Sacrificing your dog to the boa constrictor does not prevent you from being the entrée. If you’ve seen “Snakes on a Plane,” you know it’s better to run away rather than stop and feed the gluttonous snake. There’s a gruesome scene where a character is running away from a boa constrictor. To save his own hide, he grabs a foo-foo dog from a woman passenger and tosses it to the snake.  This act of cowardly self-preservation turns on the man, though: in taking the time to give the snake another snack (which the snake gladly accepts), the man slows down just enough to be eaten by the snake himself. Aesop it isn’t, but the lesson is a good one for tax fights today.


Similarly, American taxpayers need to run away from the proposed value added tax (VAT) rather than appease Obama’s “glut-the-beast” tax policy to pay for health care. Forbes columnist Bruce Bartlett mistakenly argues that throwing a VAT at the Obama administration will prevent an increase in other taxes. Bartlett presumes erroneously that creating a VAT is a substitute for other forms of higher taxation.
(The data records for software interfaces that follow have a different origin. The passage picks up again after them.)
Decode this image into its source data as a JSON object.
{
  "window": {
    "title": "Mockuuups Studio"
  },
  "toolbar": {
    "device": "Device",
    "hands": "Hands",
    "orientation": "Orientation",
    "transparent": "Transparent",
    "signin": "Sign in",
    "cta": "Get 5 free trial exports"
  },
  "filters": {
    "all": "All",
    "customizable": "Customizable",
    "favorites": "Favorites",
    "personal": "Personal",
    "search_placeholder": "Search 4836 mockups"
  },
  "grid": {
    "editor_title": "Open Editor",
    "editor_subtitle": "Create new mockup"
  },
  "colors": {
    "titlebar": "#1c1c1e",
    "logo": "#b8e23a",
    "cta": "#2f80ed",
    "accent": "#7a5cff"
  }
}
A quick examination of EU history confirms that a VAT only bait-and-hooks more government taxation. Bartlett conveniently neglects to mention that in Europe a VAT accompanies increased taxation on personal or corporate income.
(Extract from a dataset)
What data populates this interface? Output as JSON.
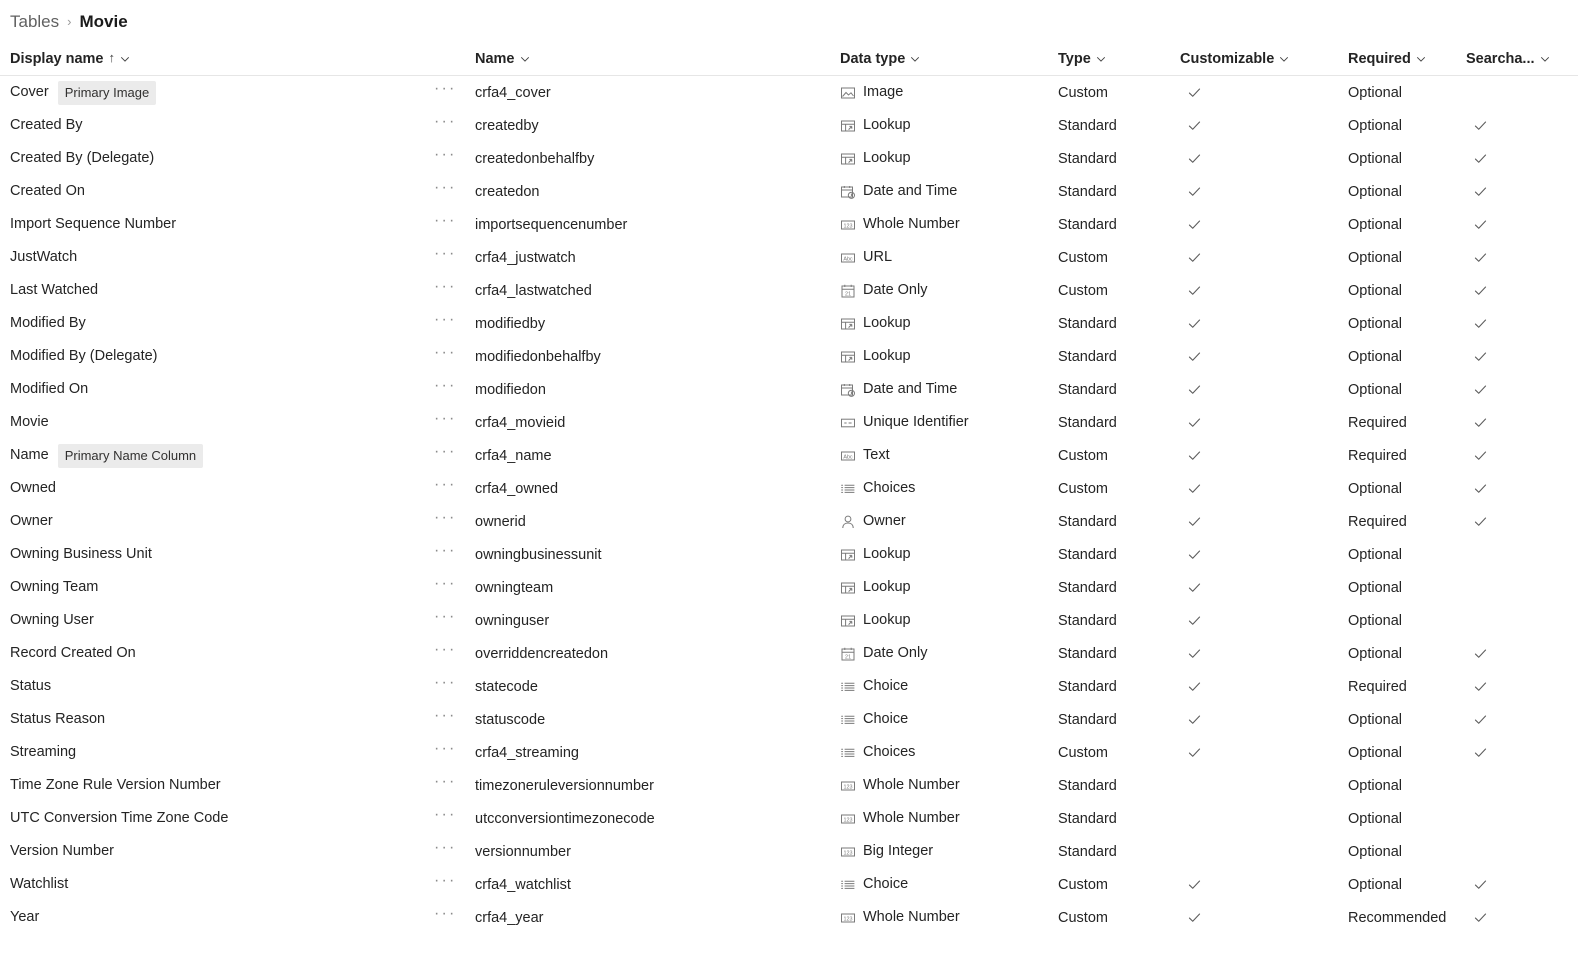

Increasing variety in the beast’s appetite only… increases the appetite.